Some super summer sightings!

Summer can be testing for birdwatchers, the foliage can be dense and woodland walks mean relying on knowledge of bird calls. Quite often I leave the camera at home and just enjoy a good walk with my binoculars, this way helps to become attuned to the sounds of nature while having the ability to get a closer look at anything I manage to see.

The peregrine season has drawn to a close for this year, three healthy looking youngsters are now making their own way in the wildlife world. On one of my last days on duty I arrived a bit early and while waiting for the RSPB representative to arrive at Malham YDNP visitor centre I spotted movement by the edge of the car park.

Some quick settings readjustments, defaults for the day are peregrine in flight!
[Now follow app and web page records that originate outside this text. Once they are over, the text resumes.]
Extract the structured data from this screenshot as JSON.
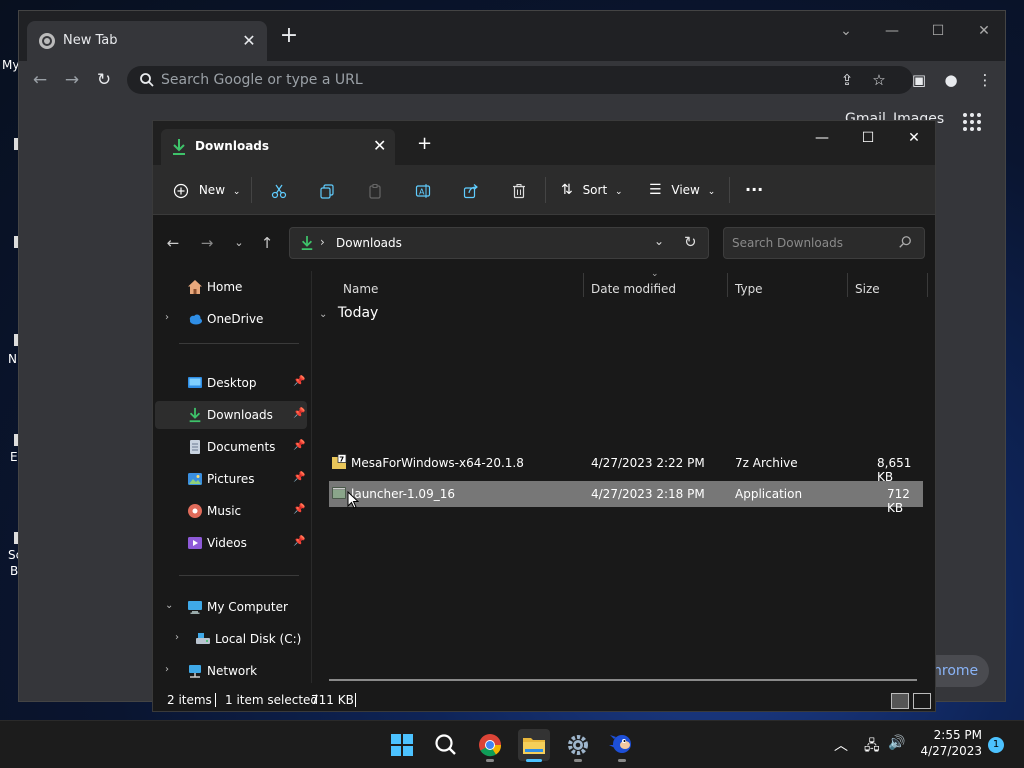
{
  "desktop": {
    "labels": [
      "My",
      "N",
      "E",
      "Sc",
      "B"
    ]
  },
  "chrome": {
    "tab_title": "New Tab",
    "omnibox_placeholder": "Search Google or type a URL",
    "gmail": "Gmail",
    "images": "Images",
    "customize_label": "hrome"
  },
  "explorer": {
    "tab_title": "Downloads",
    "commands": {
      "new": "New",
      "sort": "Sort",
      "view": "View"
    },
    "address": {
      "crumb": "Downloads",
      "search_placeholder": "Search Downloads"
    },
    "nav": {
      "home": "Home",
      "onedrive": "OneDrive",
      "desktop": "Desktop",
      "downloads": "Downloads",
      "documents": "Documents",
      "pictures": "Pictures",
      "music": "Music",
      "videos": "Videos",
      "my_computer": "My Computer",
      "local_disk": "Local Disk (C:)",
      "network": "Network"
    },
    "columns": {
      "name": "Name",
      "date_modified": "Date modified",
      "type": "Type",
      "size": "Size"
    },
    "group": "Today",
    "files": [
      {
        "name": "MesaForWindows-x64-20.1.8",
        "date": "4/27/2023 2:22 PM",
        "type": "7z Archive",
        "size": "8,651 KB"
      },
      {
        "name": "launcher-1.09_16",
        "date": "4/27/2023 2:18 PM",
        "type": "Application",
        "size": "712 KB"
      }
    ],
    "status": {
      "items": "2 items",
      "selected": "1 item selected",
      "size": "711 KB"
    }
  },
  "taskbar": {
    "time": "2:55 PM",
    "date": "4/27/2023",
    "notifications": "1"
  },
  "colors": {
    "accent": "#4cc2ff",
    "downloads_green": "#3ec36a",
    "selection": "#777777"
  }
}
A hedgehog searching for food after heavy rain during the night...

The day provided no opportunities for peregrine photographs.

A trip with my wife to RSPB Leighton Moss and we had otter sightings...
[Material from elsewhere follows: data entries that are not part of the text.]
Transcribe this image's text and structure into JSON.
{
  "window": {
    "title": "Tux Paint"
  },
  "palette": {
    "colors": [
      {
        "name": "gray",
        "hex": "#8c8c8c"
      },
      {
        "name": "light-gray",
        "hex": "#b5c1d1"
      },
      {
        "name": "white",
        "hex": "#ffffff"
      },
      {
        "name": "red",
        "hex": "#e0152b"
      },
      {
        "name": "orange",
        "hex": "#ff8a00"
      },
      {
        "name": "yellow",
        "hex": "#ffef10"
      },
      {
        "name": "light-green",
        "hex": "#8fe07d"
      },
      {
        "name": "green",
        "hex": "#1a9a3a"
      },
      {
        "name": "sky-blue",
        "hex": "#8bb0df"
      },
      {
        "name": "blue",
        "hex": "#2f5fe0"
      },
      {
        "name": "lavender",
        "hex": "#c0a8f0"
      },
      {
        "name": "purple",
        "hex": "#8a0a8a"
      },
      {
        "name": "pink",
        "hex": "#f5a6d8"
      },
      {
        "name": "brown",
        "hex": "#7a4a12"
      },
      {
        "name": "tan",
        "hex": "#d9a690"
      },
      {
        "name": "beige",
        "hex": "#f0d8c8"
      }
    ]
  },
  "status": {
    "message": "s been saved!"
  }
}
Sedge warbler with a food catch...

Nuthatches are among my favourite birds...

and treecreepers are always a delight to see!
The way the birding and photography world works can cause conflict with birders being wary of disclosing sites for certain species because of the fear of photographers trying to get too close. A good friend confided in me as to the site of a pair of barn owls, they would be feeding young at this time so care had to be taken to ensure no disruption.

Some patient watching on a moorland site paid dividends

Really special moments as we watched it hunt and perch, then resume its hunting quite unpeturbed by our presence.

On a further visit the owls were disturbed by the presence of two people rabbit hunting with dogs, a rabbit was taken near the owl nest site, the resulting noise was enough for the male barn owl to fly out in alarm and make a direct flight for about 1/4 of a mile.

Before that I was stood with a good mate in silent observation when I heard "Dave, no quick movements" in a whisper....me "Why?" ..."You have a stoat watching you!" hasty camera settings adjustments and ...

A nature reserve, new to me, has provided some lovely feeders shots. The feeders have the appearance of tree stumps, they are certainly more photo friendly than wire feeders!

Greater spotted woodpecker, nuthatch, jay and magpie.

A small pond there attracts kingfishers, as close as I have seen and a delight to behold.

Why people would want to lure them to dive into a tank for the purposes of photography continues to elude me. The shots you see in national newspapers always quote a river or a pond, the photographers cannot even tell the truth about how their shots are obtained...maybe a fear the public would abandon their mass adoral!

A day out with a birding mate, a couple of RSPB reserves near Leeds were visited on a hot and sunny day.

Sedge warbler..

A fairly scarce black tern moulting out of summer plumage...


Great crested grebe with youngster

On duty at Malham and a lovely green woodpecker juvenile showed well

I continue to visit the reserve where the kingfishers show...

Sightings are quiet at my raptor watchpoint but spotted flycatcher are a super compensation!

Especially when two juvenile blackcaps perch close by!

With peregrine sightings now decreasing we have been pleased to show our visitors the delightful redstart juveniles and adults.

Further visits to the kingfisher site...

Some moorland edge watching got me spotted flycatcher with a youngster

And to end with...more kingfisher shots, what a delight to see so close...

I try hard to keep my photography on the right side of a line, a line that contains no disturbance, natural settings, non disclosure of sensitive sites. I hope I portray that accurately with my blog posts, the growth of wildlife photography is disturbing in many ways, too many people seeking a quick and easy way of getting shots some of us have spent years trying to achieve.

The paid hides cater for that and they feed of it, now "canny"photographers who have used them quite often run "workshops", they usually have no photographic qualifications but having taking 1000's of shots in the hides themselves they are educated enough to teach others, they think.

Many years ago I remember one now quite well known photographer stating "5 hours and one glimpse of a kingfisher, this is not for me"....prescient words indeed! 

I will use public hides and they are a great way for kids to be introduced to watching wildlife, the need to be quiet especially, and the great requirement of patience.

A text conversation with a friend yesterday reminded me of the maxim, the more I get out the luckier I get!

Many thanks to all who view the blog, please don't forget if you are minded to comment that they come to me first for moderation.